The previous Syriza government did not submit the required amendment to Greek Parliament.

Budget’s energy privatization revenues seen as unrealistic

The national budget’s privatization revenue forecasts for 2018, submitted to Greek Parliament yesterday, are best-case scenarios, if not theoretical or groundless, especially in the case of the energy sector, pundits overwhelmingly agree.

The plan includes revenues in 2018 from three highly complex privatizations, DEPA (Public Gas Corporation), ELPE (Hellenic Petroleum) and PPC (main power utility). Not one of these privatizations is expected to be completed in 2018, even if launched very soon.

Even so, the budget plan anticipates 500 million euros from the sale of a 35 percent of ELPE, 250 million euros from the sale of DEPA’s 65 percent, and 100 million euros from the sale of PPC’s 17 percent.

Essentially, the inclusion of these privatizations in the 2018 budget amounts to nothing more than an attempt by the government to convince the country’s lenders that it is not obstructing procedures at TAIPED, the state privatization fund.

It is commonly known that the sale of PPC’s 17 percent, currently controlled by TAIPED, cannot proceed unless matters concerning the bailout-required sale of a package representing 40 percent of the power utility’s lignite capacity are cleared up.

The PPC lignite units to be placed for sale first need to be split from PPC so that the utility’s new market value may be calculated before the corporation’s 17 percent can be defined and placed for sale.

The sale procedure offering PPC lignite units is scheduled to begin in June.
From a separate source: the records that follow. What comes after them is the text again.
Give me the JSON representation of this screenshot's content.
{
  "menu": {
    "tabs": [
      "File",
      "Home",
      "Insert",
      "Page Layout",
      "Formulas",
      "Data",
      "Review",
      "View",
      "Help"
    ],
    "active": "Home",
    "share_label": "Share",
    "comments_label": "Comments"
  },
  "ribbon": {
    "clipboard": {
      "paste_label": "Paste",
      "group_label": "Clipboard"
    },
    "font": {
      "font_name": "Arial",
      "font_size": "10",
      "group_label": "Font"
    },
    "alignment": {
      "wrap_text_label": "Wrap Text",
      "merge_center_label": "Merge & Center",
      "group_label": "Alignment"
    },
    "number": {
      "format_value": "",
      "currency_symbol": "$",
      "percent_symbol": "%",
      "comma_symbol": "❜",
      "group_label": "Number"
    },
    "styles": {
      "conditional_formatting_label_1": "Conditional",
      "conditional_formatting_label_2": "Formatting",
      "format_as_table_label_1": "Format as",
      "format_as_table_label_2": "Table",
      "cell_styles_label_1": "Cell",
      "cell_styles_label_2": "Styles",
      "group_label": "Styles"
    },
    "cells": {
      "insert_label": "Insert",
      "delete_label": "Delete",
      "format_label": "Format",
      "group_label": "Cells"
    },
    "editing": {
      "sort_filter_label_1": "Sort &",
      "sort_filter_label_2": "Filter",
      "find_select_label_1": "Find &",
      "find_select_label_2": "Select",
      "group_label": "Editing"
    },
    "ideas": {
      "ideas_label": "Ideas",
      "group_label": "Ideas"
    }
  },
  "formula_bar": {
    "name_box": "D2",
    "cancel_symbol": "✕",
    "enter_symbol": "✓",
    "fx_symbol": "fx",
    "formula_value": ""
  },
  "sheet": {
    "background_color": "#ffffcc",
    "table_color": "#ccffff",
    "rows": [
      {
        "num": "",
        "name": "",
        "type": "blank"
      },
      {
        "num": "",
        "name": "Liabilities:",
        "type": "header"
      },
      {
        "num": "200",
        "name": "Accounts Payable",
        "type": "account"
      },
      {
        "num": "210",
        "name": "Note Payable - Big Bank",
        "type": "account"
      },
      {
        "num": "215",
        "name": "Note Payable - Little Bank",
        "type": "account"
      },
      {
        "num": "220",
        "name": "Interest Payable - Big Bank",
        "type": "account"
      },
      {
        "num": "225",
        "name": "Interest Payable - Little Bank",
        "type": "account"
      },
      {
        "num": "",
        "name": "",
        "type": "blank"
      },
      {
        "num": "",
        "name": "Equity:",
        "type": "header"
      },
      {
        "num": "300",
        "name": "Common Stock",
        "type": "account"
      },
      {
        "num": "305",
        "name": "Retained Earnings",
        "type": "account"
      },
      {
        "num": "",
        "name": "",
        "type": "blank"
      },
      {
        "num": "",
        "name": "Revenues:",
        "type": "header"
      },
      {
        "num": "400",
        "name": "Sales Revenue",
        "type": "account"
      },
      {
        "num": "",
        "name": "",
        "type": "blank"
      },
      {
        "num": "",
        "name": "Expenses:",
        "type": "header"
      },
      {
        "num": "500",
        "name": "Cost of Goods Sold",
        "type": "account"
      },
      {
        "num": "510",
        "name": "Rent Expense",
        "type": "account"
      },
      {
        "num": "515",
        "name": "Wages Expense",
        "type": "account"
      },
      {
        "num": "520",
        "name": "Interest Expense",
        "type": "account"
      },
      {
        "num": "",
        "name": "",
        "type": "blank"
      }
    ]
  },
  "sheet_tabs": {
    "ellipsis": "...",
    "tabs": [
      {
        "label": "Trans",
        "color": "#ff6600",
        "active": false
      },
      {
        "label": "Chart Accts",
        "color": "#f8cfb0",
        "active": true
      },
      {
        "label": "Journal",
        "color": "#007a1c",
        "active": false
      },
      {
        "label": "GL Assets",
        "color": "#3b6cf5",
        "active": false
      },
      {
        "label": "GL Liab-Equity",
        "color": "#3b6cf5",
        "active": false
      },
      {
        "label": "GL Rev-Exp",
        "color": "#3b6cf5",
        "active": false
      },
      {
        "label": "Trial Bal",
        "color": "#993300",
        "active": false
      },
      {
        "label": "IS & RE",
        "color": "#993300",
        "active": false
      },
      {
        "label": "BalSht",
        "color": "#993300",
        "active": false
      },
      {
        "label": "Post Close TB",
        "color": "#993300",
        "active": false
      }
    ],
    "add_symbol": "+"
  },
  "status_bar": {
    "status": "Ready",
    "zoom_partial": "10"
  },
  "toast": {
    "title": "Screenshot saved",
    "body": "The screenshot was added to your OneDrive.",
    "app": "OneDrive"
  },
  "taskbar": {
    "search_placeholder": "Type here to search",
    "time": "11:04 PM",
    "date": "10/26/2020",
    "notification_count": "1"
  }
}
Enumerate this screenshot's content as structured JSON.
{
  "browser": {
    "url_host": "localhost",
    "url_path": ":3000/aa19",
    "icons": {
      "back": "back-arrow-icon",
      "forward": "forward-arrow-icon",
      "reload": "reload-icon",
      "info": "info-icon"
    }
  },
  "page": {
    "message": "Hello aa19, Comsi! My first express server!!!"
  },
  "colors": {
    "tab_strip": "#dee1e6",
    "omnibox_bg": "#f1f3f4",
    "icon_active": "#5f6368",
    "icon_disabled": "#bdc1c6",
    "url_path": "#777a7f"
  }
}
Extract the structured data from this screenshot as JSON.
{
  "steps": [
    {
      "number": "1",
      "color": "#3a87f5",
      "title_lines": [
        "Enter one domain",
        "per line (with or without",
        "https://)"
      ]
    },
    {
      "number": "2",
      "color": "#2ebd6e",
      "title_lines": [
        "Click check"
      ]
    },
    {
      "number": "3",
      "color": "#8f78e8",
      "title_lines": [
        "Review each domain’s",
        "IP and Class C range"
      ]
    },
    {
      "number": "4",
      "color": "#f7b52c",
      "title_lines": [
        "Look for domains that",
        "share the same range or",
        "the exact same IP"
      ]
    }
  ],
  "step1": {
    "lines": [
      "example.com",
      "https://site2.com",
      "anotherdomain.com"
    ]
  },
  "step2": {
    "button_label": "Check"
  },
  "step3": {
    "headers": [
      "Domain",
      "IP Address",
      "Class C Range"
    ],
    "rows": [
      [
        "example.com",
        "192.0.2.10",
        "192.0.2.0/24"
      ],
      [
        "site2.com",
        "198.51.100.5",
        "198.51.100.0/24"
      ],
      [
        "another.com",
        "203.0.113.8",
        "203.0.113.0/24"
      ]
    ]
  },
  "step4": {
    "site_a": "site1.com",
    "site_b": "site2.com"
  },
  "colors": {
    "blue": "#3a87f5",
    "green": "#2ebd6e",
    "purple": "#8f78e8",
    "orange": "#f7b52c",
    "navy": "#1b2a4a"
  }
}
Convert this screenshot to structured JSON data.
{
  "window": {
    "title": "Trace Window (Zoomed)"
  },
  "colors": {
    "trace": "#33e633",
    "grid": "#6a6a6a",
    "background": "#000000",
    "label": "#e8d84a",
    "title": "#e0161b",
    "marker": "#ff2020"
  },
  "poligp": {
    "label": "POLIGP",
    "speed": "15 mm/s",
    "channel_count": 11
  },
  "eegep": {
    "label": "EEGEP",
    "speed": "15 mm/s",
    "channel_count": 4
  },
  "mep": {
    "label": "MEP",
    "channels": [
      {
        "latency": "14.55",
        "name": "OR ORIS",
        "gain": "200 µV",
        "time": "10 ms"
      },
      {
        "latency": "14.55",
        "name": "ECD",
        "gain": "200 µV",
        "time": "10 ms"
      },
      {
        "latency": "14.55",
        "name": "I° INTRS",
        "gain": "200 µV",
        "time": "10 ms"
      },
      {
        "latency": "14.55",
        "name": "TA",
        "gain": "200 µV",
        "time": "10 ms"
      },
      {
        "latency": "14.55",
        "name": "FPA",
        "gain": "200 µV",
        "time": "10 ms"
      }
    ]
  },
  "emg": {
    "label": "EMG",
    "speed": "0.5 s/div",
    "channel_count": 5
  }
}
This, too, is seen as a best-case scenario, even if Genop, PPC’s union group, does not fight a battle against the lignite unit sale plan.

The budget plan’s DEPA and ELPE privatizations within 2018 are equally unrealistic. DEPA’s 65 percent cannot be privatized unless a bailout requirement calling for the gas utility’s reduced presence in the Greek gas market is first sorted out. At present DEPA is dominant in both the wholesale and retail natural gas markets.

The picture at ELPE will require at least the first half of 2018 to clear up. It will take consultants hired by TAIPED to assess strategic options concerning the sale of a 35 percent ELPE stake about six months to arrive to any conclusions.